National HIV Testing Day: Obama and Congress Weigh In

Knowing HIV/AIDS awareness alone isn't enough, today government officials are issuing a direct call to action. Are you in?

Over the past couple of decades, numerous HIV/AIDS observance days have been established to address the epidemic’s impact in different communities. Among others, there are: 

* National Black HIV/AIDS Awareness Day (February 7)

* National Women and Girls HIV/AIDS Awareness Day (March 10)

* National Native HIV/AIDS Awareness Day (March 20)

* National Asian and Pacific Islander HIV/AIDS Awareness Day (May 19)

* National Caribbean American HIV/AIDS Awareness Day (June 8)

* National Latino AIDS Awareness Day (October 15)

* World AIDS Day (December 1)

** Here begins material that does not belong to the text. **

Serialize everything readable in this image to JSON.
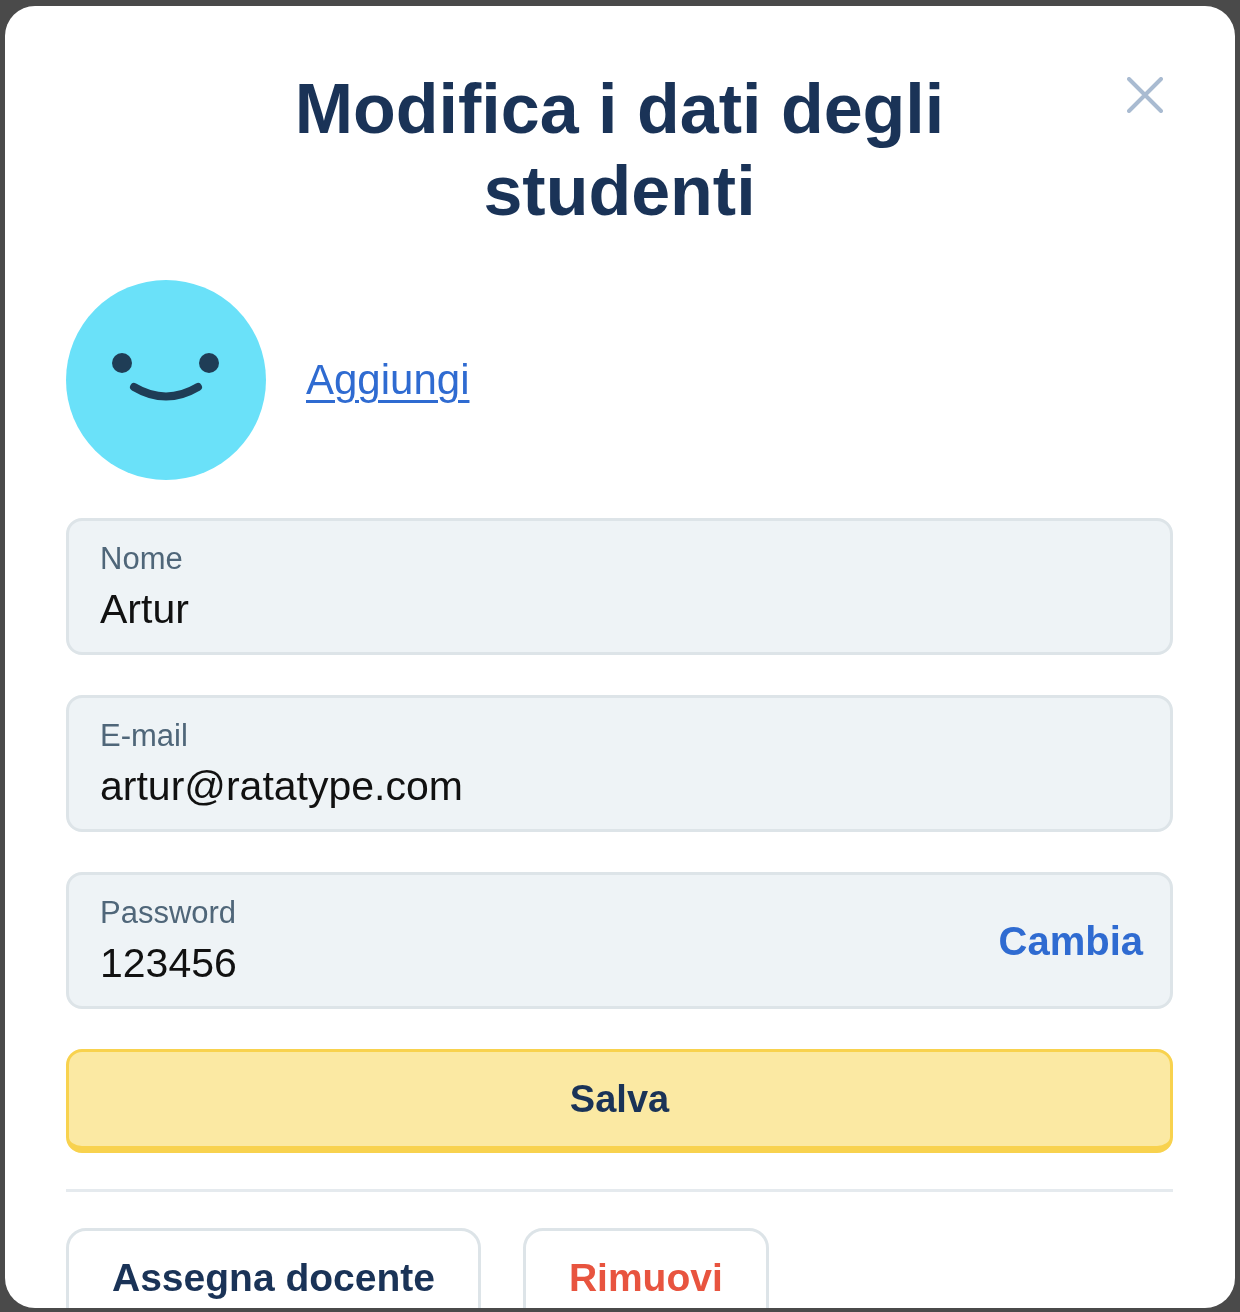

While these days are observed by community organizations through health fairs and screening events, or in the media with stories on the challenges and advancements in fighting the disease, they don’t always involve a stark, individual call to action. More people may become aware, but without a specific goal in mind, it’s less clear whether they’re actually altering their behavior in any way to reduce their risk of infection.